[5] Jahnsen, J., Falch, J.A., Mowinckel, P. and Aadland, E. (2004) Bone Mineral Density in Patients with Inflammatory Bowel Disease: A Population-Based Prospective Two-Year Follow-Up Study. Scandinavian Journal of Gastroenter- ology, 39, 145-153.
http://dx.doi.org/10.1080/00365520310007873
[6] Wada, Y., Hisamatsu, T., Naganuma, M., et al. (2015) Risk Factors for Decreased Bone Mineral Density in Inflammatory Bowel Disease: A Cross-Sectional Study. Clinical Nutrition.
http://dx.doi.org/10.1016/j.clnu.2015.01.003
[7] Schoon, E.J., Blok, B.M., Geerling, B.J., Russel, M.G., Stockbrügger, R.W. and Brummer, R.J. (2000) Bone Mineral Density in Patients with Recently Diagnosed Inflammatory Bowel Disease. Gastroenterology, 119, 1203-1208. http://dx.doi.org/10.1053/gast.2000.19280
[8] Vestergaard, P., Krogh, K., Rejnmark, L., Laurberg, S. and Mosekilde, L. (2000) Risk Is Increased in Crohn’s Disease, but Not in Ulcerative Colitis. Gut, 46, 176-181.
http://dx.doi.org/10.1136/gut.46.2.176
[9] Jahnsen, J., Falch, J.A., Aadland, E. and Mowinckel, P. (1997) Bone Mineral Density Is Reduced in Patients with Crohn’s Disease but Not in Patients with Ulcerative Colitis: A Population Based Study. Gut, 40, 313-319. http://dx.doi.org/10.1136/gut.40.3.313
[10] Ghosh, S., Cowen, S., Hannan, W.J. and Ferguson, A. (1994) Low Bone Mineral Density in Crohn’s Disease, but Not in Ulcerative Colitis, at Diagnosis. Gastroenterology, 107, 1031-1039.
[11] Siffledeen, J.S., Fedorak, R.N., Siminoski, K., Jen, H., Vaudan, E., Abraham, N., et al. (2004) Bones and Crohn’s: Risk Factors Associated with Low Bone Mineral Density in Patients with Crohn’s Disease. Inflammatory Bowel Diseases, 10, 220-228. http://dx.doi.org/10.1097/00054725-200405000-00007
[12] Ardizzone, S., Bollani, S., Bettica, P., Bevilacqua, M., Molteni, P. and Bianchi Porro, G. (2000) Altered Bone Metabolism in Inflammatory Bowel Disease: There Is a Difference between Crohn’s Disease and Ulcerative Colitis. Journal of Internal Medicine, 247, 63-70.
http://dx.doi.org/10.1046/j.1365-2796.2000.00582.x

  
comments powered by Disqus
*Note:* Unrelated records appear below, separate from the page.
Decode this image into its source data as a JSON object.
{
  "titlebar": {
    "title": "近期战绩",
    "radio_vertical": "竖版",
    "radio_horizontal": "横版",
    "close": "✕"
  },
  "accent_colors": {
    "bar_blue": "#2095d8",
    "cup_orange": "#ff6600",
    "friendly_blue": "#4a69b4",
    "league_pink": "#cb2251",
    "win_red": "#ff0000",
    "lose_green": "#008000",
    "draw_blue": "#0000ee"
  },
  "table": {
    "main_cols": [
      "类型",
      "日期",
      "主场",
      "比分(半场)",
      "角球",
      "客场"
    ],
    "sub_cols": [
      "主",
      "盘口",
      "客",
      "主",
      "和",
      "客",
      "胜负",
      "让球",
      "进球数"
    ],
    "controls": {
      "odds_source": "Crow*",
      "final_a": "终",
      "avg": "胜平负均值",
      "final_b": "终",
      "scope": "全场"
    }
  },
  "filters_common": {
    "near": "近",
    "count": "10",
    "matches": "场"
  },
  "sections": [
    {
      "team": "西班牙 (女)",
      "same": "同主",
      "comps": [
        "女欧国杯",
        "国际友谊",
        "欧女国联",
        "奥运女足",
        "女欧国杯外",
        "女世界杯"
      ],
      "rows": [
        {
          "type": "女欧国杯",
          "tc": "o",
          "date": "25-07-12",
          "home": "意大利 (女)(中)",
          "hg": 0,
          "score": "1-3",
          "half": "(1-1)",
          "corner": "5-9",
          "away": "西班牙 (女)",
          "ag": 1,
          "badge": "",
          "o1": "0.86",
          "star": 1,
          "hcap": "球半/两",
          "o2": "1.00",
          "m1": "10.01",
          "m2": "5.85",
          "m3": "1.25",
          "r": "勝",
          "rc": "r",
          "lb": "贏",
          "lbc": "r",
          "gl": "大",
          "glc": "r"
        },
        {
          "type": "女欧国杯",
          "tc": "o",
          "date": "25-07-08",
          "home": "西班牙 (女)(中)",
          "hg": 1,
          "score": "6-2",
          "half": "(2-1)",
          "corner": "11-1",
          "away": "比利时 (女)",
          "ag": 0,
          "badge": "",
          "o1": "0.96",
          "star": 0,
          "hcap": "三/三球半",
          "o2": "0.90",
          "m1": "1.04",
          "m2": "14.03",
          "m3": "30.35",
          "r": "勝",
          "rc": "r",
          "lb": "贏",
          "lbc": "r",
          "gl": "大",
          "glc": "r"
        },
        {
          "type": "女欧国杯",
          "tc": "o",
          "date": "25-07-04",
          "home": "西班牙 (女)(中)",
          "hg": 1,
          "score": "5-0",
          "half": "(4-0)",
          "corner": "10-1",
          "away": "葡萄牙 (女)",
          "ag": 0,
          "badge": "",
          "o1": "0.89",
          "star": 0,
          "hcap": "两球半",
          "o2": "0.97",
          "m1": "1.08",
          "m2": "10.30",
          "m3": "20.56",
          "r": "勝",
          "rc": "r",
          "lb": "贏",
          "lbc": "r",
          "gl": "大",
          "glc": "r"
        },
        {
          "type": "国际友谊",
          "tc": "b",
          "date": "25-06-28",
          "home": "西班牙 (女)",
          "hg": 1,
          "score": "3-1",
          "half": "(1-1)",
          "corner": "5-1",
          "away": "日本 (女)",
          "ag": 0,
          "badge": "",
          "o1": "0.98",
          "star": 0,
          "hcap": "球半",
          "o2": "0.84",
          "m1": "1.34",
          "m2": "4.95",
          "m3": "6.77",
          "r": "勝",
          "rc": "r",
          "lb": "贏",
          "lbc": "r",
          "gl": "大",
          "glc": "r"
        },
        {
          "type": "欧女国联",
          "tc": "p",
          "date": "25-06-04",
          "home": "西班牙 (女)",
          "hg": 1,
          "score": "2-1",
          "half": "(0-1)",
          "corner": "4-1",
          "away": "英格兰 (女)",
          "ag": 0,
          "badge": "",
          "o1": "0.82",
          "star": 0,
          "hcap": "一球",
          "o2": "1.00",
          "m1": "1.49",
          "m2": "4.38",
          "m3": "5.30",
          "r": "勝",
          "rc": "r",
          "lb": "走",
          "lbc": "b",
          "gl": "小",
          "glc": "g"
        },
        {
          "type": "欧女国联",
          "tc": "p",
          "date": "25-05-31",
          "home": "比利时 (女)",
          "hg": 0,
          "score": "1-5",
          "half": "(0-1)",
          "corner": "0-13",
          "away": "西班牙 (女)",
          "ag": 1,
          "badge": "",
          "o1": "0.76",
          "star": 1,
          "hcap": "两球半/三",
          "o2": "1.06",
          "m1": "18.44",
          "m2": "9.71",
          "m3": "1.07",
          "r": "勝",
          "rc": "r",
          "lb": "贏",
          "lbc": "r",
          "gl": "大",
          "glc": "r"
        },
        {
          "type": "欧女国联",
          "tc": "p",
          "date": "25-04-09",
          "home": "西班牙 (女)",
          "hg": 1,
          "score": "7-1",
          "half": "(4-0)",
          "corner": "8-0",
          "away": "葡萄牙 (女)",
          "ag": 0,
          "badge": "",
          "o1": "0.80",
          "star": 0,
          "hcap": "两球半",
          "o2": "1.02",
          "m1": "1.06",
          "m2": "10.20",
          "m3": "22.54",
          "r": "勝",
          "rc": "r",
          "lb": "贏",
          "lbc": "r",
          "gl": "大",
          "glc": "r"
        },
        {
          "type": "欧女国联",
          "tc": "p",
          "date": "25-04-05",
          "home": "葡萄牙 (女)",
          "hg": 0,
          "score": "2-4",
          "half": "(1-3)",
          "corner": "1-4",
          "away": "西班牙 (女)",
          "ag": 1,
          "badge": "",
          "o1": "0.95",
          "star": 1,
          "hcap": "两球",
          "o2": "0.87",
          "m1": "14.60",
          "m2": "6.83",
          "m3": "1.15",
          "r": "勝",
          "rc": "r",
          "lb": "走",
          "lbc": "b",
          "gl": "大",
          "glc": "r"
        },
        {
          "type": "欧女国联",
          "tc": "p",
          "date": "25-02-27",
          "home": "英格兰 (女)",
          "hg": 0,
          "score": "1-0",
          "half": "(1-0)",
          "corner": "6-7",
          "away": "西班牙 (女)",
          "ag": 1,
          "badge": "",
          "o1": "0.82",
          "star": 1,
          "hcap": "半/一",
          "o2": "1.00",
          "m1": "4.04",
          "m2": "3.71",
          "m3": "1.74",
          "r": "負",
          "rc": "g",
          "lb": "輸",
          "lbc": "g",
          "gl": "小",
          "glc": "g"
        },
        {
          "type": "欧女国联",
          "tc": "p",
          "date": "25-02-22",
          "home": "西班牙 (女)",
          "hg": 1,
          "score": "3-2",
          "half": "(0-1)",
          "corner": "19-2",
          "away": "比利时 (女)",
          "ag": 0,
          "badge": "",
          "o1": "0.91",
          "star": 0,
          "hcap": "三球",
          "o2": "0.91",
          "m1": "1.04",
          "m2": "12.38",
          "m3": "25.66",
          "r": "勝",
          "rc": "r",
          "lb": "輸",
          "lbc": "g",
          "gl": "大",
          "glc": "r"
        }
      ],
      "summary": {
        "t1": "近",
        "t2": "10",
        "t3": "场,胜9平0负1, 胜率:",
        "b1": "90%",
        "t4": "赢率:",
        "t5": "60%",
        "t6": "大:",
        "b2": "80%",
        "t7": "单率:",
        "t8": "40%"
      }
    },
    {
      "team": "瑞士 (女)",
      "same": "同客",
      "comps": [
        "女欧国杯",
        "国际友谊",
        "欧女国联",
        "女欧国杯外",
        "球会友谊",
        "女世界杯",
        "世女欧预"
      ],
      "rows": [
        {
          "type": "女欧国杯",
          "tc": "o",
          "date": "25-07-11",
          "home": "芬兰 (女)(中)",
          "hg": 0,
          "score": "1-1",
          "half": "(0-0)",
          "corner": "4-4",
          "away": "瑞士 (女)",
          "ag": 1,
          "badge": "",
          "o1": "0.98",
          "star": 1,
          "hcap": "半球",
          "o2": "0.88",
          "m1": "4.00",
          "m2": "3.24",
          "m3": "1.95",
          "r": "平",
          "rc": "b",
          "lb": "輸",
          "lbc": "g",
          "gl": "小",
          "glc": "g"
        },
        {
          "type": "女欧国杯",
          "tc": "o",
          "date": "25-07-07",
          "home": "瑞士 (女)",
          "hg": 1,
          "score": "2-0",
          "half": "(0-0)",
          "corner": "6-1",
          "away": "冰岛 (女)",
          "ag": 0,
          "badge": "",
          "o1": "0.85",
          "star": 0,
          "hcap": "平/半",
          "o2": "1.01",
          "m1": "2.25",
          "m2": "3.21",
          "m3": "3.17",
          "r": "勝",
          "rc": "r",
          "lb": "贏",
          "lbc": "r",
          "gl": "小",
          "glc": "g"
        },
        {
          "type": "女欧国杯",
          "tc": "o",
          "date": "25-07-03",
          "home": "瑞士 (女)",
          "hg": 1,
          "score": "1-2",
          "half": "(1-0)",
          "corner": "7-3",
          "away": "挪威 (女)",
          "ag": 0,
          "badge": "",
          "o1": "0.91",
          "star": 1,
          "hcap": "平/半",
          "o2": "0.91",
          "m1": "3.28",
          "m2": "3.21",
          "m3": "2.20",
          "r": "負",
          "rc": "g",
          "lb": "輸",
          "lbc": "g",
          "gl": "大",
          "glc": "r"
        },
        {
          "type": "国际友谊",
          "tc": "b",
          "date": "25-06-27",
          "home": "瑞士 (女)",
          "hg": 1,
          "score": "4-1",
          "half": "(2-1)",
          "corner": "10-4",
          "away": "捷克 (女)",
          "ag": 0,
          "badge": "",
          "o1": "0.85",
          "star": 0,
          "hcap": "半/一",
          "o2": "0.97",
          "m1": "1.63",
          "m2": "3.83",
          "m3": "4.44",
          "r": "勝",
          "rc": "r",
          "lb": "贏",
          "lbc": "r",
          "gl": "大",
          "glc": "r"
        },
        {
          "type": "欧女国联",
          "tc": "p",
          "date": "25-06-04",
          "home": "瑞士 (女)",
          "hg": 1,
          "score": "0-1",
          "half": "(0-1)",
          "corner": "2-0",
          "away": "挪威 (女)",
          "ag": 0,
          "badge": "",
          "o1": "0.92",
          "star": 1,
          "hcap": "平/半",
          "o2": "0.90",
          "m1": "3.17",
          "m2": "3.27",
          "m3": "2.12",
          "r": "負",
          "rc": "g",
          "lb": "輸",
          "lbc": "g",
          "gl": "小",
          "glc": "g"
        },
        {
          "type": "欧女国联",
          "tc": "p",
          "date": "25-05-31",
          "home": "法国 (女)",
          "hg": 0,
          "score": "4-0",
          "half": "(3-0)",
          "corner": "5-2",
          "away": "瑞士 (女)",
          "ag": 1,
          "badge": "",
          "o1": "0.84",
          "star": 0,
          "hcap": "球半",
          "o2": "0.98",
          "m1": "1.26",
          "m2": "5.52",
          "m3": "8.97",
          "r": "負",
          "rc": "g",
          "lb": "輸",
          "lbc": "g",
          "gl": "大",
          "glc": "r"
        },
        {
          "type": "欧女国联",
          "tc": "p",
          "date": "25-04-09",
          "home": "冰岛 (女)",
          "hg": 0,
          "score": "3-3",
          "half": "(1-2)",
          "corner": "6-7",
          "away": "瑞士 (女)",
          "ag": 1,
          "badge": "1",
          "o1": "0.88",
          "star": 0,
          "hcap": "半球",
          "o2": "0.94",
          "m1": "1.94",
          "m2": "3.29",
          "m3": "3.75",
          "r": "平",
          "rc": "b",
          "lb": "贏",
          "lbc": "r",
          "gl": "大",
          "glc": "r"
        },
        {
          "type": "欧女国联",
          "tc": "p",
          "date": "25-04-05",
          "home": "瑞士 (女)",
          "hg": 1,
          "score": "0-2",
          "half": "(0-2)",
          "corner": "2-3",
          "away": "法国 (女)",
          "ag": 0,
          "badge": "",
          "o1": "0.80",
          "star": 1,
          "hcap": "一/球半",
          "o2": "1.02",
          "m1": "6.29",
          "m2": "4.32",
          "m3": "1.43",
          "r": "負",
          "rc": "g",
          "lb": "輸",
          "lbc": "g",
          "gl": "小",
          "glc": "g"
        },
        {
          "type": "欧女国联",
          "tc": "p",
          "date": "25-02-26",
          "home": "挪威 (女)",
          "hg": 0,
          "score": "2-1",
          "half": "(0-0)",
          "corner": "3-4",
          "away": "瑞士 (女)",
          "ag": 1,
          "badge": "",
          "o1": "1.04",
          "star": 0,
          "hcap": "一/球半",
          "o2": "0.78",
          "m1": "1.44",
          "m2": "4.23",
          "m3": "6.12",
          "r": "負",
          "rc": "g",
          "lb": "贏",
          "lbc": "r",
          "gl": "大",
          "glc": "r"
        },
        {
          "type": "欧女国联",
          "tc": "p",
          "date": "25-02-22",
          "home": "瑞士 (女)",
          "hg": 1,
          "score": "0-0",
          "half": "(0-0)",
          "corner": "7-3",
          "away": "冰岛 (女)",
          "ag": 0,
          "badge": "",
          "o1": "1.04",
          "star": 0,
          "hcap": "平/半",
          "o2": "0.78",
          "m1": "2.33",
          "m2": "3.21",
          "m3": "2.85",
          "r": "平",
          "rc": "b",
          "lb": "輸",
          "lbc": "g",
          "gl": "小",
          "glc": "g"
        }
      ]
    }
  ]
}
Copyright © 2020 by authors and Scientific Research Publishing Inc.

Creative Commons License

This work and the related PDF file are licensed under a Creative Commons Attribution 4.0 International License.